    Rope manufacturers publish "elongation" statistics, which I believe are UIAA certified. Accidents are going to be tricky, because they only get reported if there was a rescue. In this scenario, the climber may get a sprained / broken ankle from too much rope stretch,, but could still be lowered by his friends, probably.
    – DavidR
    Commented May 15, 2013 at 11:24
  • Also the fact that the double fisherman's is not the best choice of knots for this either: not as strong and very difficult to untie after being weighted.
    – montane
    Commented Dec 10, 2014 at 8:10

This is why I would not do what that group was doing. It would be safer to just lead this route and/or do a top-belay if possible.

Let's look at this simply from a safety standpoint, and more specifically rope stretch.

A 200 foot single pitch top-rope climb means 400 feet of rope from top to bottom and back.

Common dynamic rope dynamic elongation (falling) specs range from approximately 25% - 35%, with the maximum being 40%.

The maximum static elongation (not falling, just hanging) is 10%.

This spreadsheet shows how much the rope would stretch when falling from a given height and at different elongation percentages. The red numbers indicate where the fall height and rope stretch are essentially equal. Rope Stretch Table

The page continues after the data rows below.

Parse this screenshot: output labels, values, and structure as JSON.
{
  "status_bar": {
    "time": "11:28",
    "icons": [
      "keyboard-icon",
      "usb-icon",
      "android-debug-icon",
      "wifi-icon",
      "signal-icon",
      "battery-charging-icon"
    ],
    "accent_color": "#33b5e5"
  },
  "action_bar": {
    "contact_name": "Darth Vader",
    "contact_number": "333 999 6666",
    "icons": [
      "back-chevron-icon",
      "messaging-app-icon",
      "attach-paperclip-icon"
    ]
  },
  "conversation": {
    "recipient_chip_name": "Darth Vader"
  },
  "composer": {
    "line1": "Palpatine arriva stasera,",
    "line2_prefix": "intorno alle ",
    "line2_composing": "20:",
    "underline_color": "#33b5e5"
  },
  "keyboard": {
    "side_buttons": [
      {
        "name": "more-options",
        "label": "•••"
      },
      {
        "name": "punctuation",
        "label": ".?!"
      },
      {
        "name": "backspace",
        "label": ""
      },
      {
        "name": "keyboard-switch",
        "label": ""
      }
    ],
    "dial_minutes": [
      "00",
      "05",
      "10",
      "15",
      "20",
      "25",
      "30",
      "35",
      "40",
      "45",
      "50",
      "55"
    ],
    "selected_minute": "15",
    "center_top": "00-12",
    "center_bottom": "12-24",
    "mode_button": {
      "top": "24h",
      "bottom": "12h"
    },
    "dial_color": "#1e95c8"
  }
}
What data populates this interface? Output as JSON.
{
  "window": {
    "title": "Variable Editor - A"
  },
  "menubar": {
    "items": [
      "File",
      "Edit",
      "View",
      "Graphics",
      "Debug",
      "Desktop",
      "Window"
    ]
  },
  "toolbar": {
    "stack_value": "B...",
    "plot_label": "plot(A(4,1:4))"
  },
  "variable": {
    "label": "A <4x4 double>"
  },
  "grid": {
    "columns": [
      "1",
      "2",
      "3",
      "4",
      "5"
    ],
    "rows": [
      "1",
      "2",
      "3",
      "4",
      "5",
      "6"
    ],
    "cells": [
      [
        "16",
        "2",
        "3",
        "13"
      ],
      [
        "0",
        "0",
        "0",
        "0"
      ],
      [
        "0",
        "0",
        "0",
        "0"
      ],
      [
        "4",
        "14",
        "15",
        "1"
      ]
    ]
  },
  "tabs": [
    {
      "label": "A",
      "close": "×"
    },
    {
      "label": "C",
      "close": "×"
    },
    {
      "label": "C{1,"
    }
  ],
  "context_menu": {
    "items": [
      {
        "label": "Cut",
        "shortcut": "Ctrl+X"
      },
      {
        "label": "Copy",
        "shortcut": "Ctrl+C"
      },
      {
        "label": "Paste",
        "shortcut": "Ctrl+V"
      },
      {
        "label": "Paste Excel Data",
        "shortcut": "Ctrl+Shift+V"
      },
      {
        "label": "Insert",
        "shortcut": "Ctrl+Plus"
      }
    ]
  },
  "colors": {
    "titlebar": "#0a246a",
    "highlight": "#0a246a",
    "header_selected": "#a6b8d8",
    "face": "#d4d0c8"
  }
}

I do believe this speaks for itself...but just to make it clear: If you were 36 feet (11 meters) off the ground and you fell, you'd deck at 10% stretch.

Your Answer

By clicking “Post Your Answer”, you agree to our terms of service and acknowledge you have read our privacy policy.

Not the answer you're looking for? Browse other questions tagged or ask your own question.